When I plug it in and get whatever I want, I'll issue sudo hdparm -Y /dev/sdd on my terminal and it immediately goes to sleep mode.

Only, after a random amount of time (ranging from 2 minutes to a couple of hours), it comes back up.

My other drives don't exhibit this behavior and stay in sleep mode until I try to access files from them again.

I'm positive I'm not accessing the drive, nor is any userspace process in my system.

How do I diagnose this, and more importantly, how do I make sure it stays asleep?

1 Answer 1


Well, there can be uncountable reasons for drives to wake up.

For example, I had this issue with my new WD80EZAZ drives. Turns out a simple smartctl -a wakes them up (just query SMART data, not even running any tests). This was not the case with my old WD20EARS drives, you could query them while not spinning just fine. So I had to add -n standby to my smartd.conf to ignore the drives while in standby (add this either to your DEVICESCAN line or to the appropriate device lines).

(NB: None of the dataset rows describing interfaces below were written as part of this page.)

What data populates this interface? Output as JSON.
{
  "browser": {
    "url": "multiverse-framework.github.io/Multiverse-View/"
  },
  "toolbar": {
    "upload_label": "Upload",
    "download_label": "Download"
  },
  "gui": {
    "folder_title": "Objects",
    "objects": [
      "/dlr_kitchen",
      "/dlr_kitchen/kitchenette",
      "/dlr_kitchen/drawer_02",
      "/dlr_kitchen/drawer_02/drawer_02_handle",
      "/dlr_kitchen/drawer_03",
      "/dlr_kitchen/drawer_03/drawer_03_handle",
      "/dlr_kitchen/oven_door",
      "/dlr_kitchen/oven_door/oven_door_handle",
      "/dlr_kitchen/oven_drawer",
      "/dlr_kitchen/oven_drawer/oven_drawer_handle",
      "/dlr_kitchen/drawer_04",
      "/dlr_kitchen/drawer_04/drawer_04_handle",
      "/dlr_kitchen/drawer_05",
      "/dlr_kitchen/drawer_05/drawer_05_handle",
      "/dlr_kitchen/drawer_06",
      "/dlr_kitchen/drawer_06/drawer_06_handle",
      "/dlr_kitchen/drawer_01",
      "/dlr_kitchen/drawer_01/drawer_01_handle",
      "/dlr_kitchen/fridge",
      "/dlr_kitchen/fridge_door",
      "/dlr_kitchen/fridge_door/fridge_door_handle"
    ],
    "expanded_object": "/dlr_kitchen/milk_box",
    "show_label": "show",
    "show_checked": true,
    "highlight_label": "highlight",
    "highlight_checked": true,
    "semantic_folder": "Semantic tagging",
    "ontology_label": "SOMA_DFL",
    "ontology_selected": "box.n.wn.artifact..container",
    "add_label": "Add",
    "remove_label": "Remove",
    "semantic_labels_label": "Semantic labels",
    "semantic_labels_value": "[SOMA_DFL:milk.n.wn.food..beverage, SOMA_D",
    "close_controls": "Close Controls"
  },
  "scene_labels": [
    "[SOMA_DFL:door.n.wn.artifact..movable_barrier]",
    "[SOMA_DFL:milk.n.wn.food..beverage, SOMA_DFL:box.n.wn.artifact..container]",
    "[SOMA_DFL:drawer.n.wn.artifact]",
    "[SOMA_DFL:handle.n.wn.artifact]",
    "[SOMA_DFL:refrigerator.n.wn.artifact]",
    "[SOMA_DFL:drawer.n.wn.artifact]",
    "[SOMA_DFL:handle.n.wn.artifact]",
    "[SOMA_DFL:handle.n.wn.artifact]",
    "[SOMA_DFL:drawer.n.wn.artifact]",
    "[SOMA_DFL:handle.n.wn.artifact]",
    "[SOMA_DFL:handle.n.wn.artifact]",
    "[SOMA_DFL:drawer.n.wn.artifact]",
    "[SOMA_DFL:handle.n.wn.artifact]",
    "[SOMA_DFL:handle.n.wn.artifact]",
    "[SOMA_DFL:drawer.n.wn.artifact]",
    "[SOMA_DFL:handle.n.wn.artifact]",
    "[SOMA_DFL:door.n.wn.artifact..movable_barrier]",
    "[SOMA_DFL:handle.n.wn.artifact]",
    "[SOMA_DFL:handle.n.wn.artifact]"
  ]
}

Other popular reasons are filesystems, for example ext4 with lazy init might periodically access the drive. You can set /proc/sys/vm/block_dump or use other tools to find out, or use mount -o loop,ro for a read-only mount to rule out periodic (write) access by the filesystem itself.

If you have an invalid /etc/fstab entry, specifying an UUID that does not exist, this can also lead to all drives being scanned for the missing UUID, waking everything up in the process. It's why you sometimes see people use /dev/disk/by-uuid/the-thing instead of UUID=the-thing as that prevents additional scanning: the by-uuid symlink either exists or it doesn't, unlike findfs it does not traverse all drives every single time.

Also check dmesg for regular bus resets or other such issues. A wonky cable can also cause odd side effects.

Unfortunately there's no easy answer to this problem and it can be difficult to pinpoint the exact cause.

  • thanks for that /proc/sys/vm/block_dump tipp, it's a livesaver when debugging hdd wakeups!
    – bernstein
    Apr 17, 2020 at 1:12

You must log in to answer this question.

Not the answer you're looking for? Browse other questions tagged .